First of all, St. Croix is a part of the U.S. Virgin Islands. It is located in the Caribbean Sea and is the largest of the U.S. Virgin Islands. You do not need a passport to visit, we use U.S. currency, and speak English. There is a Crucian English as well…
Being on an island makes it difficult to get some of the items I took for granted in the U.S. and many of the items cost double what I am accustomed to paying. Also, there are new and interesting foods to try!
When we first got here, I was afraid to buy meat at the grocery store as I wasn’t sure where it came from and organic was astronomically priced. I started going to a local butcher called Annaly Farms and we purchased a whole chicken. I know…. just a chicken… What’s so special about a chicken. Well, I have issues with dealing with whole animals. So for me a whole chicken is way outside of my comfort zone. The idea of having to clean out the inside of the chicken and having to put my hand inside the chicken… Eek!
Along with having to cook the whole chicken, I had limited kitchen tools to work with… The place we rented barely gave us plates and utensils and there weren’t any pots or pans. So I bought a glass pan and the chicken and searched a bunch of recipes. What I found was that cooking a whole chicken really isn’t so bad, once you get past the inside. It’s super easy, and yields enough meat for a few meals.
All the recipes call for oil or butter, salt and pepper, and herbs – usually thyme. I used Spanish thyme because that is abundant on this island, and is grown in every garden here.
- whole chicken
- salt and pepper
- olive oil
- Spanish thyme
- Preheat the oven to 450°F. Rinse the chicken, then dry it very well with paper towels, inside and out. The less it steams, the drier the heat, the better the chicken.
- Salt and pepper the cavity. All of the instructions said to truss the chicken. I didn’t have the materials to do this, so I skipped the trussing.
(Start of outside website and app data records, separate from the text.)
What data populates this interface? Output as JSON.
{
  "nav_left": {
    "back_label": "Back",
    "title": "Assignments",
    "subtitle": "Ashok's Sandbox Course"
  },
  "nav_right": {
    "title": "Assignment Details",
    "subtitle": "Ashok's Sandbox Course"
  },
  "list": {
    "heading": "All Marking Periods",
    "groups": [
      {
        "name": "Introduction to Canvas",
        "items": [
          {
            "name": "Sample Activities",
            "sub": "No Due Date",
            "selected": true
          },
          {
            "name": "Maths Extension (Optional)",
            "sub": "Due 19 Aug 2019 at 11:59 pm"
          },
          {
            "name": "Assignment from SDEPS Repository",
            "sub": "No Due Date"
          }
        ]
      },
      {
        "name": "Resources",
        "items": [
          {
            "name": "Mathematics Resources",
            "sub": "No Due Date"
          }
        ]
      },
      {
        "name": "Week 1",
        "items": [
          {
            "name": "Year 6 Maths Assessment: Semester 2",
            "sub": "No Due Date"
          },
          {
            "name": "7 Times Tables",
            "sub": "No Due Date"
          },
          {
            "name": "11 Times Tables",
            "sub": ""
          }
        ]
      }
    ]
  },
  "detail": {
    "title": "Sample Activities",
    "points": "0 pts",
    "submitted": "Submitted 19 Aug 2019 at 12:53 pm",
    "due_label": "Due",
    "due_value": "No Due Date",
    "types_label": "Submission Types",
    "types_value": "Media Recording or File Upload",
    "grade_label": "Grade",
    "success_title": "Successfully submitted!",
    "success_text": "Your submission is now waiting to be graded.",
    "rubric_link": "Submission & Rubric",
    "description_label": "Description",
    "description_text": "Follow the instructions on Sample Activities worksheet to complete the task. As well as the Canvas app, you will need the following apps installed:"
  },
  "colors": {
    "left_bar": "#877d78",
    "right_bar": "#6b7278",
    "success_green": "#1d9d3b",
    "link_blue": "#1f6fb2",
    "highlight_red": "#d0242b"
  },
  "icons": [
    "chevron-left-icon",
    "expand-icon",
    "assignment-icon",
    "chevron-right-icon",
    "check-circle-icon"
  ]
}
I did add some EVOO, Spanish thyme, onion, and garlic inside the cavity as well.
- Then I rubbed EVOO on the outside of the chicken and salt and peppered it. You want a nice uniform coating that will result in a crisp, salty, flavorful skin (about 1 tablespoon). When it’s cooked, you should still be able to make out the salt baked onto the crisp skin.
- Place the chicken in a sauté pan or roasting pan and, when the oven is up to temperature, put the chicken in the oven. Leave it alone—don’t baste it, don’t add butter. You can but it tends to add steam to the bird.
- Roast it until it’s done, 50 to 60 minutes. Remove it from the oven and add the thyme, if using, to the pan. Baste the chicken with the juices and thyme and let it rest for 15 minutes on a cutting board.
I was happy that I conquered my fear of cooking a whole chicken and it turned out really well!!